A bit of excitement for those of us who keep up with movie scores: Hans Zimmer, whose composing prowess has turned him into something of a soundtrack celebrity in recent years, won his second Oscar tonight for Best Original Score for his incredible work on Denis Villeneuve’s space opera Dune. (His first was for The Lion King in 1995.) This is his 12th nomination in the category, following recognition for his work on Rain Man, The Prince of Egypt, Gladiator, Inception, Interstellar, and Dunkirk, among others. For Dune’s score, Zimmer and his orchestra created notes and instruments that don’t technically exist to create the cinematic sounds of a faraway intergalactic future, splicing in drums and woodwinds from countries in our own planet and using already existing instruments to create the sounds of others—Those bagpipes?? An electric guitar. Because he’s kind of a rockstar, Zimmer is on tour right now, and couldn’t accept his award in person at the controversial prerecorded part of the ceremony, so he posted some robe selfies from a swanky Amsterdam hotel while holding a mini-Oscar in celebration. —Emma Stefansky.
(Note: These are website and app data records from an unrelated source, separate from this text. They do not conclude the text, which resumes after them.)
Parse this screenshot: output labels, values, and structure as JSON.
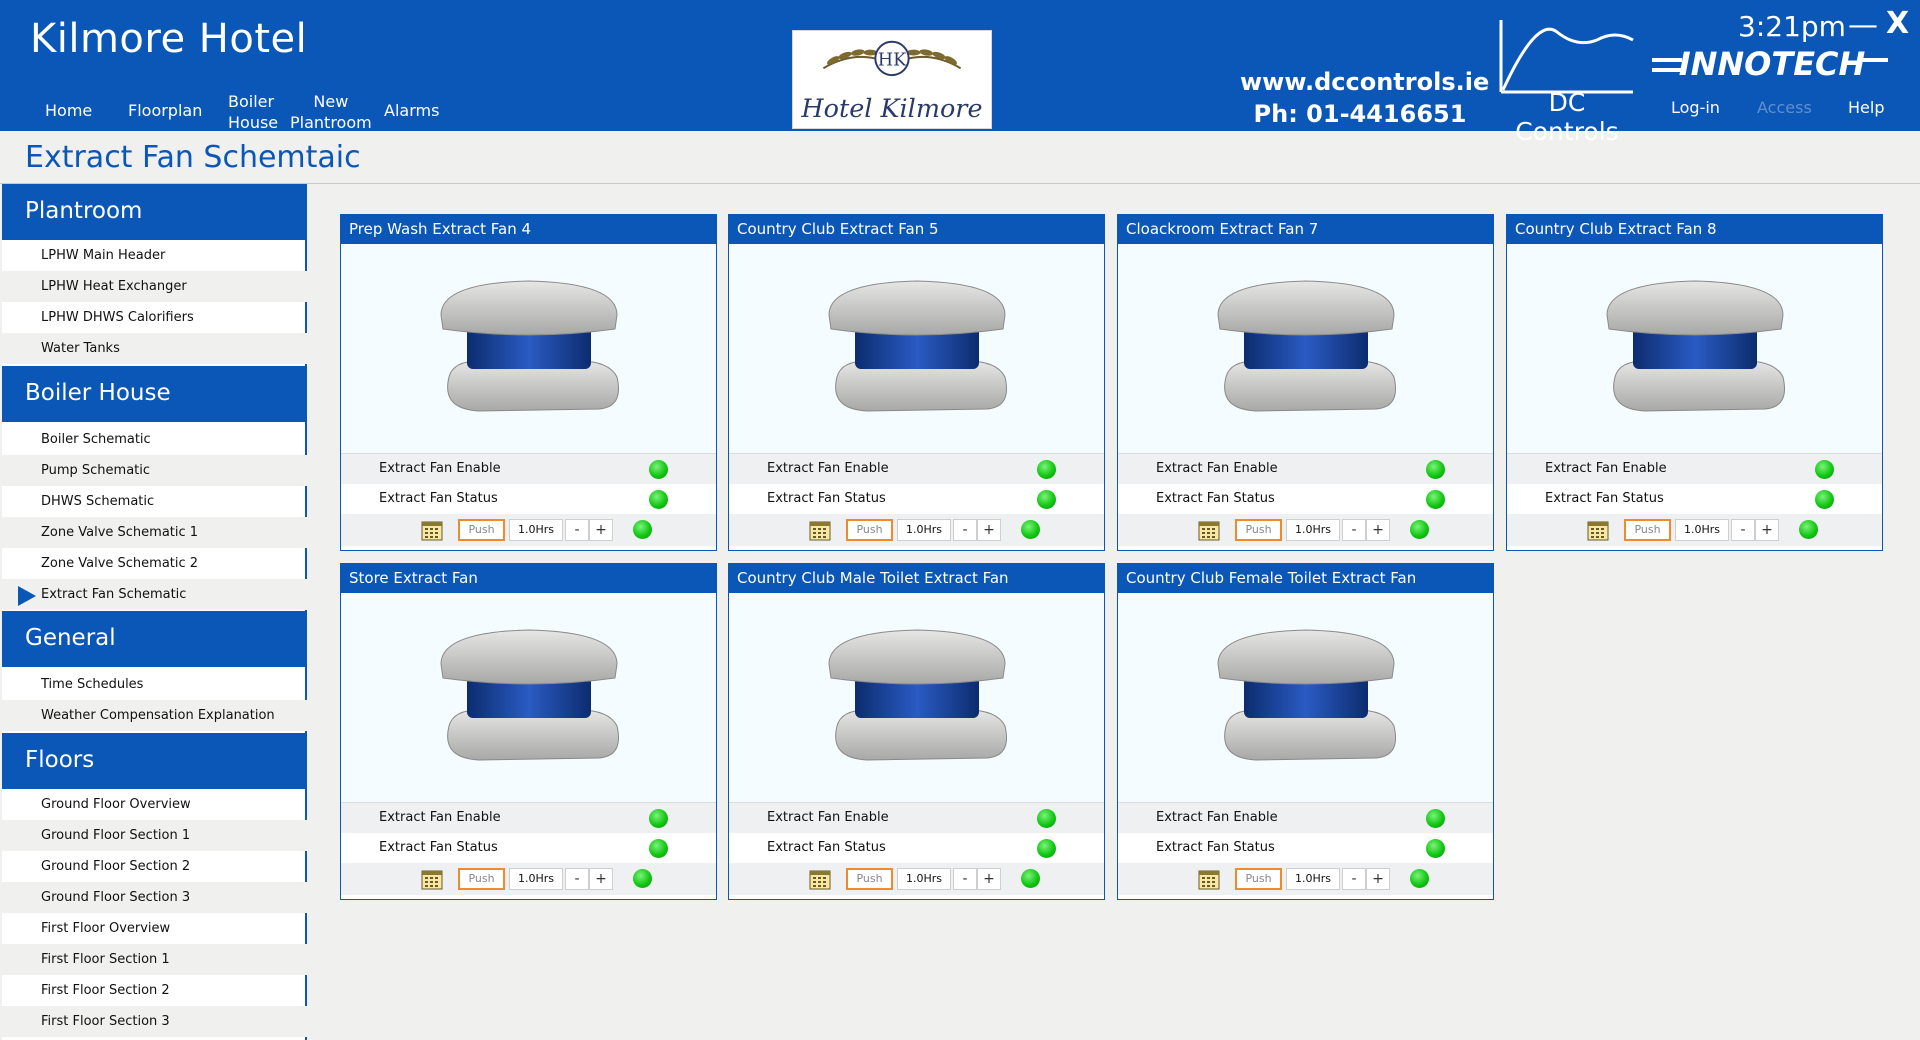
{
  "header": {
    "hotel_title": "Kilmore Hotel",
    "nav": [
      {
        "label": "Home"
      },
      {
        "label": "Floorplan"
      },
      {
        "label": "Boiler\nHouse"
      },
      {
        "label": "New\nPlantroom"
      },
      {
        "label": "Alarms"
      }
    ],
    "logo_monogram": "HK",
    "logo_text": "Hotel Kilmore",
    "website": "www.dccontrols.ie",
    "phone": "Ph: 01-4416651",
    "dc_brand": "DC Controls",
    "innotech_brand": "INNOTECH",
    "time": "3:21pm",
    "minimize_label": "—",
    "close_label": "X",
    "links": [
      {
        "label": "Log-in",
        "enabled": true
      },
      {
        "label": "Access",
        "enabled": false
      },
      {
        "label": "Help",
        "enabled": true
      }
    ]
  },
  "page_title": "Extract Fan Schemtaic",
  "sidebar": {
    "sections": [
      {
        "title": "Plantroom",
        "items": [
          "LPHW Main Header",
          "LPHW Heat Exchanger",
          "LPHW DHWS Calorifiers",
          "Water Tanks"
        ]
      },
      {
        "title": "Boiler House",
        "items": [
          "Boiler Schematic",
          "Pump Schematic",
          "DHWS Schematic",
          "Zone Valve Schematic 1",
          "Zone Valve Schematic 2",
          "Extract Fan Schematic"
        ]
      },
      {
        "title": "General",
        "items": [
          "Time Schedules",
          "Weather Compensation Explanation"
        ]
      },
      {
        "title": "Floors",
        "items": [
          "Ground Floor Overview",
          "Ground Floor Section 1",
          "Ground Floor Section 2",
          "Ground Floor Section 3",
          "First Floor Overview",
          "First Floor Section 1",
          "First Floor Section 2",
          "First Floor Section 3"
        ]
      }
    ],
    "active_item": "Extract Fan Schematic"
  },
  "panels": [
    {
      "title": "Prep Wash Extract Fan 4",
      "enable_label": "Extract Fan Enable",
      "status_label": "Extract Fan Status",
      "push_label": "Push",
      "hours": "1.0Hrs",
      "minus": "-",
      "plus": "+"
    },
    {
      "title": "Country Club Extract Fan 5",
      "enable_label": "Extract Fan Enable",
      "status_label": "Extract Fan Status",
      "push_label": "Push",
      "hours": "1.0Hrs",
      "minus": "-",
      "plus": "+"
    },
    {
      "title": "Cloackroom Extract Fan 7",
      "enable_label": "Extract Fan Enable",
      "status_label": "Extract Fan Status",
      "push_label": "Push",
      "hours": "1.0Hrs",
      "minus": "-",
      "plus": "+"
    },
    {
      "title": "Country Club Extract Fan 8",
      "enable_label": "Extract Fan Enable",
      "status_label": "Extract Fan Status",
      "push_label": "Push",
      "hours": "1.0Hrs",
      "minus": "-",
      "plus": "+"
    },
    {
      "title": "Store Extract Fan",
      "enable_label": "Extract Fan Enable",
      "status_label": "Extract Fan Status",
      "push_label": "Push",
      "hours": "1.0Hrs",
      "minus": "-",
      "plus": "+"
    },
    {
      "title": "Country Club Male Toilet Extract Fan",
      "enable_label": "Extract Fan Enable",
      "status_label": "Extract Fan Status",
      "push_label": "Push",
      "hours": "1.0Hrs",
      "minus": "-",
      "plus": "+"
    },
    {
      "title": "Country Club Female Toilet Extract Fan",
      "enable_label": "Extract Fan Enable",
      "status_label": "Extract Fan Status",
      "push_label": "Push",
      "hours": "1.0Hrs",
      "minus": "-",
      "plus": "+"
    }
  ],
  "colors": {
    "brand_blue": "#0a57b8",
    "status_green": "#12c712",
    "push_orange": "#f08a2a"
  },
  "icons": {
    "calendar": "calendar-icon",
    "fan": "roof-extract-fan-icon",
    "active_marker": "triangle-right-icon"
  }
}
This low point is likely to become the most infamous moment in Oscar history. While presenting Best Documentary Feature, Chris Rock made a crack at Jada Pinkett Smith’s bald head, saying he can’t wait for G.I. Jane 2, an allusion to the 1997 movie for which Demi Moore shaved off all her hair. Will Smith didn’t take kindly to the joke, marching to the stage, slapping Rock across the face, and yelling, “Get my wife’s name out of your fucking mouth.” Rock and the Smiths have known each other for years, but Jada was diagnosed with the hair-loss condition alopecia in 2018. (The American telecast went silent, but you can watch the uncensored footage as captured abroad.) After the jarring moment, Questlove had to deliver an acceptance speech, winning Best Documentary Feature for Summer of Soul, and everyone else in the room had to pretend to move on. When Will later won Best Actor for King Richard, he gave a tearful speech in which he apologized to the Academy of Motion Picture Arts and Sciences and said he felt called to “protect” his family. —MJ
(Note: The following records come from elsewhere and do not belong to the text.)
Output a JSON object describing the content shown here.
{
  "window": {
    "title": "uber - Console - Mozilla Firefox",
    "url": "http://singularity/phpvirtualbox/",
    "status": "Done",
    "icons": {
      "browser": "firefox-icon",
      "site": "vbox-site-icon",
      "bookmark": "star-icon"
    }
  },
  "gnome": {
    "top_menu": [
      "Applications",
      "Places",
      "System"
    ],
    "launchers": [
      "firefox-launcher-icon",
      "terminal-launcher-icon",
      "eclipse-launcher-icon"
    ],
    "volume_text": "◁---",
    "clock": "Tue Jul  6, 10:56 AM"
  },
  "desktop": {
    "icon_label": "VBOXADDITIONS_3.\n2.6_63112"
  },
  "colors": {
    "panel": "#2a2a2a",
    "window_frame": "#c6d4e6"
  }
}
When everyone in the room had their fill of surprises for the night, it felt like a relief when the very charming duo of Lady Gaga and Liza Minnelli presented the final award of the night to Sîan Heder’s coming-of-age story about a young singer and her deaf parents. In the weeks leading up to the Oscars, CODA, the Sundance indie backed by the marketing muscle of Apple TV+, became the smart pick for winning Best Picture. At a more typical ceremony, the CODA win would have been the shock of the night: a relatively small movie without big-name stars and backed by the relatively new-on-the-scene streaming behemoth Apple conquering Netflix (The Power of the Dog, Don’t Look Up) and Hollywood royalty (Steven Spielberg’s West Side Story, Kenneth Branagh’s Belfast). After actor Troy Kotsur’s moving Best Supporting Actor speech and Heder’s speech for Best Adapted Screenplay, the CODA Best Picture win felt almost deservedly inevitable. —DJ